Data records for software interfaces:

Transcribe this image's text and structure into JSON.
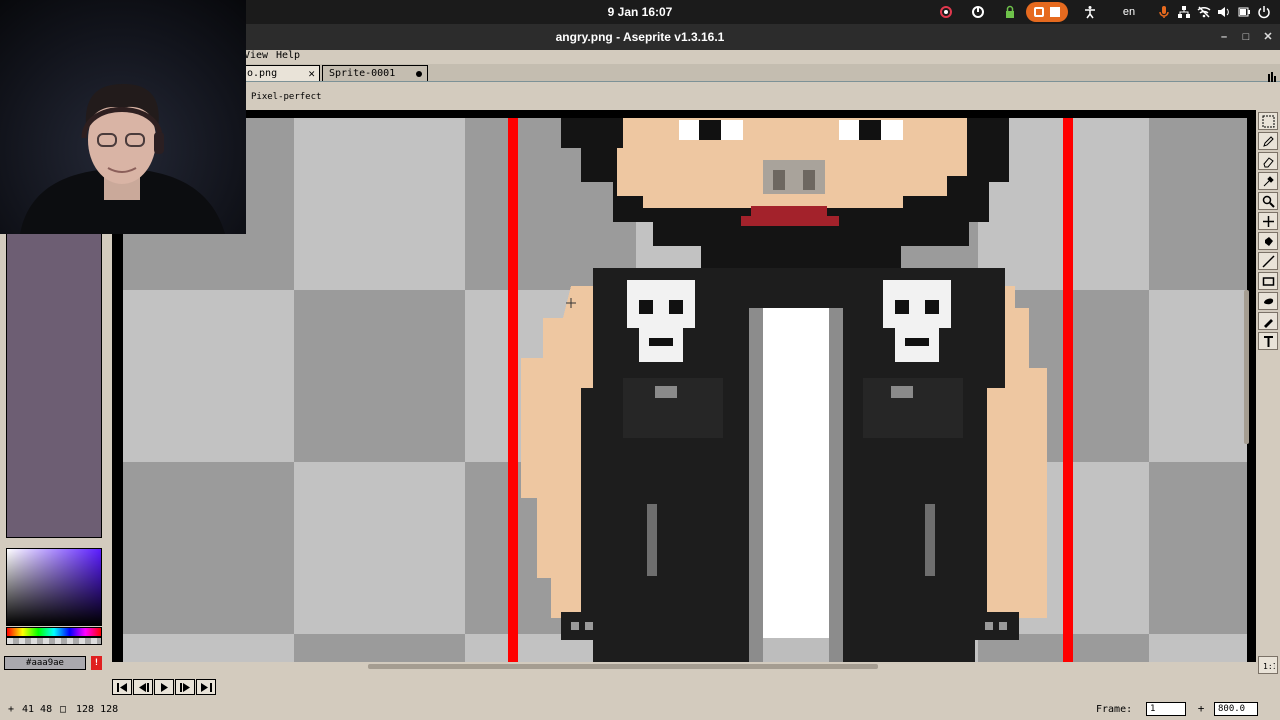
{
  "system": {
    "clock": "9 Jan  16:07",
    "language": "en"
  },
  "window": {
    "title": "angry.png - Aseprite v1.3.16.1"
  },
  "menu": {
    "view": "View",
    "help": "Help"
  },
  "tabs": [
    {
      "label": "angry.png",
      "visible_label": "o.png",
      "closable": true,
      "active": true
    },
    {
      "label": "Sprite-0001",
      "modified": true,
      "active": false
    }
  ],
  "context_bar": {
    "pixel_perfect": "Pixel-perfect"
  },
  "colors": {
    "foreground": "#aaa9ae",
    "background": "#cccccd",
    "palette_bg": "#6d5e73",
    "accent_orange": "#e66a1f",
    "guide_red": "#ff0000"
  },
  "status": {
    "cursor_pos": "41 48",
    "sprite_size": "128 128",
    "frame_label": "Frame:",
    "frame_value": "1",
    "zoom_value": "800.0"
  },
  "tools": [
    "marquee-icon",
    "pencil-icon",
    "eraser-icon",
    "eyedropper-icon",
    "zoom-icon",
    "move-icon",
    "paint-bucket-icon",
    "line-icon",
    "rectangle-icon",
    "ellipse-icon",
    "smudge-icon",
    "text-icon"
  ]
}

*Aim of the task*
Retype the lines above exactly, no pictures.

*Result below*
Transcribe this image's text and structure into JSON.
{
  "system": {
    "clock": "9 Jan  16:07",
    "language": "en"
  },
  "window": {
    "title": "angry.png - Aseprite v1.3.16.1"
  },
  "menu": {
    "view": "View",
    "help": "Help"
  },
  "tabs": [
    {
      "label": "angry.png",
      "visible_label": "o.png",
      "closable": true,
      "active": true
    },
    {
      "label": "Sprite-0001",
      "modified": true,
      "active": false
    }
  ],
  "context_bar": {
    "pixel_perfect": "Pixel-perfect"
  },
  "colors": {
    "foreground": "#aaa9ae",
    "background": "#cccccd",
    "palette_bg": "#6d5e73",
    "accent_orange": "#e66a1f",
    "guide_red": "#ff0000"
  },
  "status": {
    "cursor_pos": "41 48",
    "sprite_size": "128 128",
    "frame_label": "Frame:",
    "frame_value": "1",
    "zoom_value": "800.0"
  },
  "tools": [
    "marquee-icon",
    "pencil-icon",
    "eraser-icon",
    "eyedropper-icon",
    "zoom-icon",
    "move-icon",
    "paint-bucket-icon",
    "line-icon",
    "rectangle-icon",
    "ellipse-icon",
    "smudge-icon",
    "text-icon"
  ]
}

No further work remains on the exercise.